• [WHAT YOU ARE ASKED TO DO]: When a line below contains the word "Código", copy that line.
Segment Start: THE DATA
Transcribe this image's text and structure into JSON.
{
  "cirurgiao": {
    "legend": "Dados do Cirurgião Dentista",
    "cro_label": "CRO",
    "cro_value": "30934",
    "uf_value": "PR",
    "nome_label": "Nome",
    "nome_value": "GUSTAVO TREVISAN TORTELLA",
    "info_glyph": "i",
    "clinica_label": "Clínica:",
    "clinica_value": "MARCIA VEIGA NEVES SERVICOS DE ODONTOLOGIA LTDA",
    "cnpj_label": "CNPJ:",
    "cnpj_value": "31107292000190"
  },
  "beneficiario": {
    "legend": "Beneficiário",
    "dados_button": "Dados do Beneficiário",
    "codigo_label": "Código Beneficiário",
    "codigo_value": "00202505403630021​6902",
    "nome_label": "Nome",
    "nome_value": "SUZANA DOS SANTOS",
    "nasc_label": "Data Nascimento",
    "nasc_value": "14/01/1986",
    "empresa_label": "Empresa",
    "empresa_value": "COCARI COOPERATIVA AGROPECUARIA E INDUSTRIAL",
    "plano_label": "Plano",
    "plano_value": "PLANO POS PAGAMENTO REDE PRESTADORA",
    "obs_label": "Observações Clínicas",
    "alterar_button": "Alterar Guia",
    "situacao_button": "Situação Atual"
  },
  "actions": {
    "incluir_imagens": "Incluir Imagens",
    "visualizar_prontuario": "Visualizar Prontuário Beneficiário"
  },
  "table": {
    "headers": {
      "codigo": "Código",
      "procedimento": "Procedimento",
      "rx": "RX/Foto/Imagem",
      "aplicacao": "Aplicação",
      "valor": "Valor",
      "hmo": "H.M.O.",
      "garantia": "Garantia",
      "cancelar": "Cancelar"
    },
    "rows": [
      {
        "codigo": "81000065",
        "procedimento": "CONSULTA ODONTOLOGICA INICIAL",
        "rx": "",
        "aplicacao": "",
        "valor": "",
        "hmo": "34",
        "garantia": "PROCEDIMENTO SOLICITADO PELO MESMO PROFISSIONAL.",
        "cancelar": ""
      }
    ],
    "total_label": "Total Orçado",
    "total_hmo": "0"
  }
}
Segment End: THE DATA
• [EXERCISE RESULT]:
    "codigo_label": "Código Beneficiário",
      "codigo": "Código",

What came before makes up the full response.